A child's narrow palate can lead to dental issues such as crowding, impacted teeth or a cross bite. To help correct (or prevent) these issues and more, your Langley orthodontist may recommend treatment with a palatal expander. Here's how these common orthodontic appliances work...
Palatal expanders are orthodontic appliances that can be used to help increase the width of your child's upper jaw (the maxilla) to help correct orthodontic issues such as a crossbite, crowded teeth or impacted teeth. These orthodontic appliances are actually so effective that they are among the most commonly prescribed orthodontic treatments for children.
Palatal expanders can be a little intimidating at first. Parents can often feel unnerved at the idea of turning a key to widen the expander but have no fear. Expanders are easy to use, and once you've done it a few times you and your child will get used to it.
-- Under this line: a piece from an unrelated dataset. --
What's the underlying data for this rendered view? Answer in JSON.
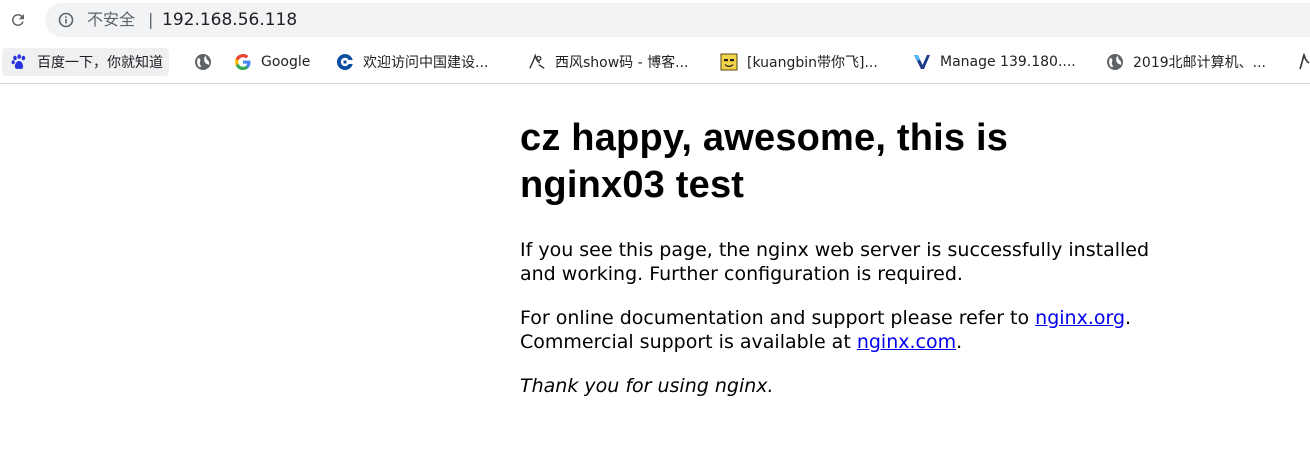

What do palatal expanders do?
A 'palatal expander’ does exactly what the name says. These orthodontic appliances gradually expand the child's palate (or arch), to help create room for the adult teeth to grow in correctly without causing crowding issues. Expanders are recommended for children whose jaw growth just isn't able to keep up with the space needed for the incoming permanent teeth.
How do palatal expanders work?
First, your child will be fitted with either a removable or fixed palatal expander to help treat their orthodontic issues. The expander will be attached to your child's upper arch, and either held in place with bands around the teeth or attached with a plastic material that is bonded over your child's teeth. After the expander has been fitted in place, your child's orthodontist will provide you with instructions on how often and how much you should turn the key. Each turn of the key will slightly widen your child's dental arch.
Will using a palatal expander hurt my child?
Most orthodontic devices cause some discomfort. You should expect it to take a few days your child to adjust to their expander, and during that time they may experience some mild discomfort. However, any slight discomfort they experience should fade quickly. Most kids report that they only feel occasional discomfort or a feeling of pressure on their teeth or the roof of their mouth.